### Task goal
Repeat the entries word for word. Leave nothing out.

Stored data START

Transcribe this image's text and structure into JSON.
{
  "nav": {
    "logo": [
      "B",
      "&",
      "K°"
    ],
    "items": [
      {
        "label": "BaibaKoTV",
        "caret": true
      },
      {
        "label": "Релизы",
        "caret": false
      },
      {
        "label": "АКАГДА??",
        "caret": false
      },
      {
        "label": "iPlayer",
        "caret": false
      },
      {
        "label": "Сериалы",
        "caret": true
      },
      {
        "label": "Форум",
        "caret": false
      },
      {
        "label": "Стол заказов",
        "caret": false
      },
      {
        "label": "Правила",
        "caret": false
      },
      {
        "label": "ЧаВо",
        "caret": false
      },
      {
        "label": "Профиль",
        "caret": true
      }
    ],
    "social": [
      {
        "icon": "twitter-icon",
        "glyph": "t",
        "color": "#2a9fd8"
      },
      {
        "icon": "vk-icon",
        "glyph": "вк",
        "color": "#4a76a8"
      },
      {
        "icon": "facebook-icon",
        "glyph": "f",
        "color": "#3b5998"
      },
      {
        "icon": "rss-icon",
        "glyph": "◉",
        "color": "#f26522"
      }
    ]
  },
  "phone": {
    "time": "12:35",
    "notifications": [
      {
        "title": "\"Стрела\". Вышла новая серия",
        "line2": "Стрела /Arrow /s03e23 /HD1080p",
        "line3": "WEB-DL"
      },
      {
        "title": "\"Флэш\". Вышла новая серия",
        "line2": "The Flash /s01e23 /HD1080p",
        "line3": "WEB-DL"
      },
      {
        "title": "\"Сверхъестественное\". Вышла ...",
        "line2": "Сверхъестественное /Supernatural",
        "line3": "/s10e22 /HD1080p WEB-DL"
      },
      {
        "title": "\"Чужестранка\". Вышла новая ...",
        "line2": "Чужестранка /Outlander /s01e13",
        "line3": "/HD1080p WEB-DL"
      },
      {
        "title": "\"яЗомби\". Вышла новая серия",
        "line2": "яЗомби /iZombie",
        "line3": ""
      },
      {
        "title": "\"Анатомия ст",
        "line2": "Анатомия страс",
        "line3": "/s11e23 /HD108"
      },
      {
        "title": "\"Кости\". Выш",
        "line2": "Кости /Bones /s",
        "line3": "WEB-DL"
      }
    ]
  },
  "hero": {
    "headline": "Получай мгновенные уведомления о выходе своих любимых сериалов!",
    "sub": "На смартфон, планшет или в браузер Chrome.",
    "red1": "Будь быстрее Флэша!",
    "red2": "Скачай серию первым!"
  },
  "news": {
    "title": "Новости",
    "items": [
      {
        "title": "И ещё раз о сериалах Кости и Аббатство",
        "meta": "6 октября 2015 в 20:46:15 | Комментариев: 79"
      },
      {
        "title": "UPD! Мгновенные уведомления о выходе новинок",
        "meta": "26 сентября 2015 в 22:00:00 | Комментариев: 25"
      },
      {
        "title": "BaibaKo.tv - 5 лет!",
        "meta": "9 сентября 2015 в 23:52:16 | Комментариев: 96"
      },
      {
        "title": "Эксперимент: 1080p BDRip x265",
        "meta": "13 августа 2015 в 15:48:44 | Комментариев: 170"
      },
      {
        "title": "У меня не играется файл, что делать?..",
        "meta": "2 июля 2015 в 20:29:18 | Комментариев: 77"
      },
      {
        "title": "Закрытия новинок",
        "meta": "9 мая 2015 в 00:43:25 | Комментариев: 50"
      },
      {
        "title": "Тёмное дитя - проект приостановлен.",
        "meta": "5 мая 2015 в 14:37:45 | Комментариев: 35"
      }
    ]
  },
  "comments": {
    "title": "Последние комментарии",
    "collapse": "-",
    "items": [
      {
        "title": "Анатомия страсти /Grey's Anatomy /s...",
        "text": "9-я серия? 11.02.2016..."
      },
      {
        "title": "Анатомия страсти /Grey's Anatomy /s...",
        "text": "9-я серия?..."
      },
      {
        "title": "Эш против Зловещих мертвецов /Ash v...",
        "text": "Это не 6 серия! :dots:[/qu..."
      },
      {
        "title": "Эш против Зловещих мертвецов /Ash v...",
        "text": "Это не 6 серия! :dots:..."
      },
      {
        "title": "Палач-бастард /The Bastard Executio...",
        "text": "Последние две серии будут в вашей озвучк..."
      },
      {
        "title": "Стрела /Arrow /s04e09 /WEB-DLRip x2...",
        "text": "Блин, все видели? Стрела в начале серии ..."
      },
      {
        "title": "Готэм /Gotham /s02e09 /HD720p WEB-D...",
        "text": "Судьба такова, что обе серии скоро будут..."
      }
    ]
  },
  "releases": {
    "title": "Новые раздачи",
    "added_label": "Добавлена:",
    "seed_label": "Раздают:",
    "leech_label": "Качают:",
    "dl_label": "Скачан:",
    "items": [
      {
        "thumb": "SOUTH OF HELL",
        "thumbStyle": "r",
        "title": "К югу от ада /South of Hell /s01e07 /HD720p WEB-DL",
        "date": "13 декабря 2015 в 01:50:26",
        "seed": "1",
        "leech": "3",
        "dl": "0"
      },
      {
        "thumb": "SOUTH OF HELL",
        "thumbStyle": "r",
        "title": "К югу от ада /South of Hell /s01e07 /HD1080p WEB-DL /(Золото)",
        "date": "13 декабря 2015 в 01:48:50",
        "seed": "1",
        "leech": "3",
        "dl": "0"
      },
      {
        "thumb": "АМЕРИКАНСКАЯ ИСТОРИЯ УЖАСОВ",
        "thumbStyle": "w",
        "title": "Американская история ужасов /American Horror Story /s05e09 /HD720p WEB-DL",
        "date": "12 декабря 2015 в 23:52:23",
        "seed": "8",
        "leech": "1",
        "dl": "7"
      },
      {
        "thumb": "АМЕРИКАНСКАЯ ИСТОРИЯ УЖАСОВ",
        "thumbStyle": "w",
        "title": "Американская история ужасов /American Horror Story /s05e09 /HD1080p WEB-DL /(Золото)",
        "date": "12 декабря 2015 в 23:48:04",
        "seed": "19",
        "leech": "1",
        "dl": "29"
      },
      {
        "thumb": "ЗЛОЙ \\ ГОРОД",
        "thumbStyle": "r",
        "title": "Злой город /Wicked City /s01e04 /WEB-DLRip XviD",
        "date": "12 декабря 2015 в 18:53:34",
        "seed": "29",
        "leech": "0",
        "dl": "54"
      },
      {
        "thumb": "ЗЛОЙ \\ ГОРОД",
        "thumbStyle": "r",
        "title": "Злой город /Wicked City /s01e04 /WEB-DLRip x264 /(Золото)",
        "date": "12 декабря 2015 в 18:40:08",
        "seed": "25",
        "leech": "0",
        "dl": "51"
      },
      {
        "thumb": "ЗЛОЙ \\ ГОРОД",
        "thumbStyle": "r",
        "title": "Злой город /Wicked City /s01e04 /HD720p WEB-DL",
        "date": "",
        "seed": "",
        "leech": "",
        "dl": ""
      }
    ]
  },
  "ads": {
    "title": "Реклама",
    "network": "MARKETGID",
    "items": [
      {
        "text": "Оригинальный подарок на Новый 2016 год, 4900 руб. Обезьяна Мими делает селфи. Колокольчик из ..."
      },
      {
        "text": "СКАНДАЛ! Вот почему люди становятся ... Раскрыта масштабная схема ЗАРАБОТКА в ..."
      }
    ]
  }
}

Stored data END

### Task output
Transcribe this image's text and structure into JSON.
{
  "nav": {
    "logo": [
      "B",
      "&",
      "K°"
    ],
    "items": [
      {
        "label": "BaibaKoTV",
        "caret": true
      },
      {
        "label": "Релизы",
        "caret": false
      },
      {
        "label": "АКАГДА??",
        "caret": false
      },
      {
        "label": "iPlayer",
        "caret": false
      },
      {
        "label": "Сериалы",
        "caret": true
      },
      {
        "label": "Форум",
        "caret": false
      },
      {
        "label": "Стол заказов",
        "caret": false
      },
      {
        "label": "Правила",
        "caret": false
      },
      {
        "label": "ЧаВо",
        "caret": false
      },
      {
        "label": "Профиль",
        "caret": true
      }
    ],
    "social": [
      {
        "icon": "twitter-icon",
        "glyph": "t",
        "color": "#2a9fd8"
      },
      {
        "icon": "vk-icon",
        "glyph": "вк",
        "color": "#4a76a8"
      },
      {
        "icon": "facebook-icon",
        "glyph": "f",
        "color": "#3b5998"
      },
      {
        "icon": "rss-icon",
        "glyph": "◉",
        "color": "#f26522"
      }
    ]
  },
  "phone": {
    "time": "12:35",
    "notifications": [
      {
        "title": "\"Стрела\". Вышла новая серия",
        "line2": "Стрела /Arrow /s03e23 /HD1080p",
        "line3": "WEB-DL"
      },
      {
        "title": "\"Флэш\". Вышла новая серия",
        "line2": "The Flash /s01e23 /HD1080p",
        "line3": "WEB-DL"
      },
      {
        "title": "\"Сверхъестественное\". Вышла ...",
        "line2": "Сверхъестественное /Supernatural",
        "line3": "/s10e22 /HD1080p WEB-DL"
      },
      {
        "title": "\"Чужестранка\". Вышла новая ...",
        "line2": "Чужестранка /Outlander /s01e13",
        "line3": "/HD1080p WEB-DL"
      },
      {
        "title": "\"яЗомби\". Вышла новая серия",
        "line2": "яЗомби /iZombie",
        "line3": ""
      },
      {
        "title": "\"Анатомия ст",
        "line2": "Анатомия страс",
        "line3": "/s11e23 /HD108"
      },
      {
        "title": "\"Кости\". Выш",
        "line2": "Кости /Bones /s",
        "line3": "WEB-DL"
      }
    ]
  },
  "hero": {
    "headline": "Получай мгновенные уведомления о выходе своих любимых сериалов!",
    "sub": "На смартфон, планшет или в браузер Chrome.",
    "red1": "Будь быстрее Флэша!",
    "red2": "Скачай серию первым!"
  },
  "news": {
    "title": "Новости",
    "items": [
      {
        "title": "И ещё раз о сериалах Кости и Аббатство",
        "meta": "6 октября 2015 в 20:46:15 | Комментариев: 79"
      },
      {
        "title": "UPD! Мгновенные уведомления о выходе новинок",
        "meta": "26 сентября 2015 в 22:00:00 | Комментариев: 25"
      },
      {
        "title": "BaibaKo.tv - 5 лет!",
        "meta": "9 сентября 2015 в 23:52:16 | Комментариев: 96"
      },
      {
        "title": "Эксперимент: 1080p BDRip x265",
        "meta": "13 августа 2015 в 15:48:44 | Комментариев: 170"
      },
      {
        "title": "У меня не играется файл, что делать?..",
        "meta": "2 июля 2015 в 20:29:18 | Комментариев: 77"
      },
      {
        "title": "Закрытия новинок",
        "meta": "9 мая 2015 в 00:43:25 | Комментариев: 50"
      },
      {
        "title": "Тёмное дитя - проект приостановлен.",
        "meta": "5 мая 2015 в 14:37:45 | Комментариев: 35"
      }
    ]
  },
  "comments": {
    "title": "Последние комментарии",
    "collapse": "-",
    "items": [
      {
        "title": "Анатомия страсти /Grey's Anatomy /s...",
        "text": "9-я серия? 11.02.2016..."
      },
      {
        "title": "Анатомия страсти /Grey's Anatomy /s...",
        "text": "9-я серия?..."
      },
      {
        "title": "Эш против Зловещих мертвецов /Ash v...",
        "text": "Это не 6 серия! :dots:[/qu..."
      },
      {
        "title": "Эш против Зловещих мертвецов /Ash v...",
        "text": "Это не 6 серия! :dots:..."
      },
      {
        "title": "Палач-бастард /The Bastard Executio...",
        "text": "Последние две серии будут в вашей озвучк..."
      },
      {
        "title": "Стрела /Arrow /s04e09 /WEB-DLRip x2...",
        "text": "Блин, все видели? Стрела в начале серии ..."
      },
      {
        "title": "Готэм /Gotham /s02e09 /HD720p WEB-D...",
        "text": "Судьба такова, что обе серии скоро будут..."
      }
    ]
  },
  "releases": {
    "title": "Новые раздачи",
    "added_label": "Добавлена:",
    "seed_label": "Раздают:",
    "leech_label": "Качают:",
    "dl_label": "Скачан:",
    "items": [
      {
        "thumb": "SOUTH OF HELL",
        "thumbStyle": "r",
        "title": "К югу от ада /South of Hell /s01e07 /HD720p WEB-DL",
        "date": "13 декабря 2015 в 01:50:26",
        "seed": "1",
        "leech": "3",
        "dl": "0"
      },
      {
        "thumb": "SOUTH OF HELL",
        "thumbStyle": "r",
        "title": "К югу от ада /South of Hell /s01e07 /HD1080p WEB-DL /(Золото)",
        "date": "13 декабря 2015 в 01:48:50",
        "seed": "1",
        "leech": "3",
        "dl": "0"
      },
      {
        "thumb": "АМЕРИКАНСКАЯ ИСТОРИЯ УЖАСОВ",
        "thumbStyle": "w",
        "title": "Американская история ужасов /American Horror Story /s05e09 /HD720p WEB-DL",
        "date": "12 декабря 2015 в 23:52:23",
        "seed": "8",
        "leech": "1",
        "dl": "7"
      },
      {
        "thumb": "АМЕРИКАНСКАЯ ИСТОРИЯ УЖАСОВ",
        "thumbStyle": "w",
        "title": "Американская история ужасов /American Horror Story /s05e09 /HD1080p WEB-DL /(Золото)",
        "date": "12 декабря 2015 в 23:48:04",
        "seed": "19",
        "leech": "1",
        "dl": "29"
      },
      {
        "thumb": "ЗЛОЙ \\ ГОРОД",
        "thumbStyle": "r",
        "title": "Злой город /Wicked City /s01e04 /WEB-DLRip XviD",
        "date": "12 декабря 2015 в 18:53:34",
        "seed": "29",
        "leech": "0",
        "dl": "54"
      },
      {
        "thumb": "ЗЛОЙ \\ ГОРОД",
        "thumbStyle": "r",
        "title": "Злой город /Wicked City /s01e04 /WEB-DLRip x264 /(Золото)",
        "date": "12 декабря 2015 в 18:40:08",
        "seed": "25",
        "leech": "0",
        "dl": "51"
      },
      {
        "thumb": "ЗЛОЙ \\ ГОРОД",
        "thumbStyle": "r",
        "title": "Злой город /Wicked City /s01e04 /HD720p WEB-DL",
        "date": "",
        "seed": "",
        "leech": "",
        "dl": ""
      }
    ]
  },
  "ads": {
    "title": "Реклама",
    "network": "MARKETGID",
    "items": [
      {
        "text": "Оригинальный подарок на Новый 2016 год, 4900 руб. Обезьяна Мими делает селфи. Колокольчик из ..."
      },
      {
        "text": "СКАНДАЛ! Вот почему люди становятся ... Раскрыта масштабная схема ЗАРАБОТКА в ..."
      }
    ]
  }
}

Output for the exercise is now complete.